fMRI of the less sexy primary visual cortex, 
extrastriate visual cortex and lateral 
geniculate body; Wikimedia
Cooper tried to argue that some of this apparent fashionability might actually follow function.  Any kind of study of the human body, he suggested, would focus on the more significant functions.  The left side of the chest rather than the right side, e.g. But Behrens reminded him that it isn't just that there's more research into the big questions, which there is, but that it's primarily papers about some of the big questions that are published in the fashionable journals. Maybe, he suggested, because some are harder to sell to Radio 4. 

Indeed, there is a broader issue, which Cooper also pointed out, and that is that there are certainly funding fads.  "Nano-science," "climate change," "translational medicine," and so on are perhaps buzzwords that help your chances of funding and publication in top-tier journals.  There have been times when it has been best not to include the word "evolution" in your grant title.

But, who is setting the fashions and who is following?  Are journal editors, funding agencies, technological innovation the trendsetters?  Scientists themselves?  Is the idea to game the system? The rewards of publishing in top-tier journals are great, after all -- further funding, raises and promotions -- so, why not?  Anyone can do in their own field what Behrens et al. did with fMRI studies; figure out the key keywords and follow the money.  Some people surely will and do make their next grant decisions like this, maybe particularly in big money fields like genetics.

But, in fact, most people won't.  There were 7000 fMRI studies published, after all (whatever you think of the value of such work), most of them in lower tier journals, which means that a lot of people are interested in parts of the brain that are not fashionable (well, ok, fMRI itself is fashionable, in the fashionable field of neuroscience).  As long as there's money for a topic, someone's going to be studying it.  Some scientists must still be doing what they do for the love of the science.  Backwaters can have their appeal.  And scientists in those backwaters, self-selected to avoid the rapids as they are, might well be happier for it. 


Anonymous said...

I guess the "sexiness" that plays into ordinary publishing isn't so removed from scientific publishing (and the funding underlying it) after all.

Humans will be humans!

Anne Buchanan said...

50 Shades of fMRI?

Zachary Cofran said...

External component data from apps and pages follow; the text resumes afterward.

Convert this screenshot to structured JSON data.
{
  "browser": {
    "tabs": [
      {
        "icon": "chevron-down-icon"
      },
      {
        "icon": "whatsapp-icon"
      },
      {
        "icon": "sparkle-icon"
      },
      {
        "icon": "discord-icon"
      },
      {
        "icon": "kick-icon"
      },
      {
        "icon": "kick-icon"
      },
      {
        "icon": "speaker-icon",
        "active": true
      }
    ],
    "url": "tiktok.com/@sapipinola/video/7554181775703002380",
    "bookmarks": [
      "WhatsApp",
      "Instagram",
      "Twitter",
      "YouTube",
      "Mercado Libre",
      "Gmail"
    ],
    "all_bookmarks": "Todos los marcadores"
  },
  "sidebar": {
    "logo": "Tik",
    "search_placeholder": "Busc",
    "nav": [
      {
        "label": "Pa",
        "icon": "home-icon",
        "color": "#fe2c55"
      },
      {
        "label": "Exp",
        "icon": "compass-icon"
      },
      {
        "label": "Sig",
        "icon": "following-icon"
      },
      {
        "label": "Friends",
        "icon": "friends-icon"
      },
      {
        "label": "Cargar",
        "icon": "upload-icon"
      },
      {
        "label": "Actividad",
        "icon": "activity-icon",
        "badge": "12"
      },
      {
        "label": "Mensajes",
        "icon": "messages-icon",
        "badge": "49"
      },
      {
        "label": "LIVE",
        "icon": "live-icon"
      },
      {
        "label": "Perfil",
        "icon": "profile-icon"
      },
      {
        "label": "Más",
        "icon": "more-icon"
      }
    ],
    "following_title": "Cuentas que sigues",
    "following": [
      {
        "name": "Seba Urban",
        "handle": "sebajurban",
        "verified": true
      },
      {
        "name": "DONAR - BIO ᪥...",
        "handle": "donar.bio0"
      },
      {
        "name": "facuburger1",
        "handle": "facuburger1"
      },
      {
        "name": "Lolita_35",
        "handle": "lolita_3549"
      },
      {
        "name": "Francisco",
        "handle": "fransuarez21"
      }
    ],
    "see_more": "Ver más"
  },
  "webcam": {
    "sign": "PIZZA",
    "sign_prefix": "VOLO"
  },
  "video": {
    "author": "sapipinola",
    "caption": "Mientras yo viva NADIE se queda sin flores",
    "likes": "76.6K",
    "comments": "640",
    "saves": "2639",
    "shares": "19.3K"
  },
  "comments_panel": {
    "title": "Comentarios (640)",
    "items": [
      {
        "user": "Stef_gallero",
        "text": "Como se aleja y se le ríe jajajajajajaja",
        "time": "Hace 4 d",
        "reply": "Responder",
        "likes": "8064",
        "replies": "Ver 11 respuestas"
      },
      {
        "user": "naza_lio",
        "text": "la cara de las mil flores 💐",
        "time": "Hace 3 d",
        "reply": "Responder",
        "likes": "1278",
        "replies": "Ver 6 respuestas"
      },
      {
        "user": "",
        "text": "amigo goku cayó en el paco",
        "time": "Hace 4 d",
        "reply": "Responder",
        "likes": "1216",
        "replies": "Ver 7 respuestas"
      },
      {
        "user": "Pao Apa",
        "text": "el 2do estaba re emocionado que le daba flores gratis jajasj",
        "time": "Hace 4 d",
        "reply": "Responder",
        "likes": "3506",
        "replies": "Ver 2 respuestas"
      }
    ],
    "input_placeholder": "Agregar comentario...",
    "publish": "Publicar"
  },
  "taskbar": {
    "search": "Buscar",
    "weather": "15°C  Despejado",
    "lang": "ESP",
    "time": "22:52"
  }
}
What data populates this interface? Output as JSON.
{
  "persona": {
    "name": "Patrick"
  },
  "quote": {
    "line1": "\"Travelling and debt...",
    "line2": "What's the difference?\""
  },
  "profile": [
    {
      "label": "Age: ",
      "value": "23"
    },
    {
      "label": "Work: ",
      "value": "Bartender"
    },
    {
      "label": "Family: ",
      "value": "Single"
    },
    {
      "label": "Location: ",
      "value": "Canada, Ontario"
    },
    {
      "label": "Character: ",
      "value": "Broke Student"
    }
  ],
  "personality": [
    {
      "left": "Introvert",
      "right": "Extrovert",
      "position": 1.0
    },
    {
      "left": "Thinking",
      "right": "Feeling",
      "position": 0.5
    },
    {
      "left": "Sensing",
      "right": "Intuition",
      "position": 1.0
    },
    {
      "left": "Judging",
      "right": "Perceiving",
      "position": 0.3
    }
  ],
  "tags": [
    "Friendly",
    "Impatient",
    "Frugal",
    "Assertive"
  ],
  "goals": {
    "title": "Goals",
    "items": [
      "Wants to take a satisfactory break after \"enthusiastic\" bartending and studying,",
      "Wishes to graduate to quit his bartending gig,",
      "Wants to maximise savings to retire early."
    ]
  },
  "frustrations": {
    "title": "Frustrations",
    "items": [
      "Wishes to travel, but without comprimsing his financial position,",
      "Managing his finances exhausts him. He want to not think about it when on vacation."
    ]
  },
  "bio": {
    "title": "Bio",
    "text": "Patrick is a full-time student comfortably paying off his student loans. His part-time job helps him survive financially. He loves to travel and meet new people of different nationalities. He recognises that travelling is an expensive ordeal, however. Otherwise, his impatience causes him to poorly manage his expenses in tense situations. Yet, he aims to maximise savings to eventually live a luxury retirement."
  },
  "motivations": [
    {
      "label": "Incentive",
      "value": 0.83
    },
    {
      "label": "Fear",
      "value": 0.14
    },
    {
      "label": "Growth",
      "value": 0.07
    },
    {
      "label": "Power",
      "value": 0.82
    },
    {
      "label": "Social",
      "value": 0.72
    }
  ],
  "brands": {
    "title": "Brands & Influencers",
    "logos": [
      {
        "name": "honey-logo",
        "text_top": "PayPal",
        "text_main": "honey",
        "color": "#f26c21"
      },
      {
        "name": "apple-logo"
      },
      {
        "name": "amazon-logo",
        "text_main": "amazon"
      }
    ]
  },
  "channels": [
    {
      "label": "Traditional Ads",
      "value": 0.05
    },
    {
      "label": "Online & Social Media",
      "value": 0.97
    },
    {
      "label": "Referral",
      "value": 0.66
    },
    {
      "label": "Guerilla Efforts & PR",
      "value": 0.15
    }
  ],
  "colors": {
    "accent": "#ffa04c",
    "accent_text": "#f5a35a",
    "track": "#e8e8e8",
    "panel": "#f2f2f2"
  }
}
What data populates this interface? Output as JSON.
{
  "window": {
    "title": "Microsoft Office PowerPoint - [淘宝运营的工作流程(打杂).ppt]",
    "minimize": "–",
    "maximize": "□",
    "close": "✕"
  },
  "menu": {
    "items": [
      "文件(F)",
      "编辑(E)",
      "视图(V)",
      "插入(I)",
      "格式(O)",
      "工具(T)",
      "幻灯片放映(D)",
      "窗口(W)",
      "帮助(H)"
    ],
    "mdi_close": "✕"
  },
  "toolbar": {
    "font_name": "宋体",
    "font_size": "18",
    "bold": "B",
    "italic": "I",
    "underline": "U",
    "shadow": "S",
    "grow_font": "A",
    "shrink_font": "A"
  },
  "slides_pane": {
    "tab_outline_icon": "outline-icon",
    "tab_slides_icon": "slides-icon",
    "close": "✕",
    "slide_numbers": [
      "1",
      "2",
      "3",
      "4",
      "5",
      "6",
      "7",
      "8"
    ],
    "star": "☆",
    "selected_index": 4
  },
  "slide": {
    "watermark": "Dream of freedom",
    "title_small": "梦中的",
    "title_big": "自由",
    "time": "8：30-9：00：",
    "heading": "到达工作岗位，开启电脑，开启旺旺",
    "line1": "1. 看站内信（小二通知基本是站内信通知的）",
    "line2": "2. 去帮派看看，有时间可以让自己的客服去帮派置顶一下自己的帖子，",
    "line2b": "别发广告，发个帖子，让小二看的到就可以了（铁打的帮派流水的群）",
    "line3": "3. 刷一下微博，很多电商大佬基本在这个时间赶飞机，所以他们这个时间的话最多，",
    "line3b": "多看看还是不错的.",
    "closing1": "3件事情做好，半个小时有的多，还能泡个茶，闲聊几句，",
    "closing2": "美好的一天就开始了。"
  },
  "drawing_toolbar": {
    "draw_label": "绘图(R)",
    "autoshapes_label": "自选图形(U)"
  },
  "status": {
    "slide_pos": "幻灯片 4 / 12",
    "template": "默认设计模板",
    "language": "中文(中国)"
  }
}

This post is gonna come up in my lecture tomorrow in Intro to Bioanth, and probably a future one in my "critical issues" class. Thanks!

Anne Buchanan said...

Nice. I'd love to know what your students think about it!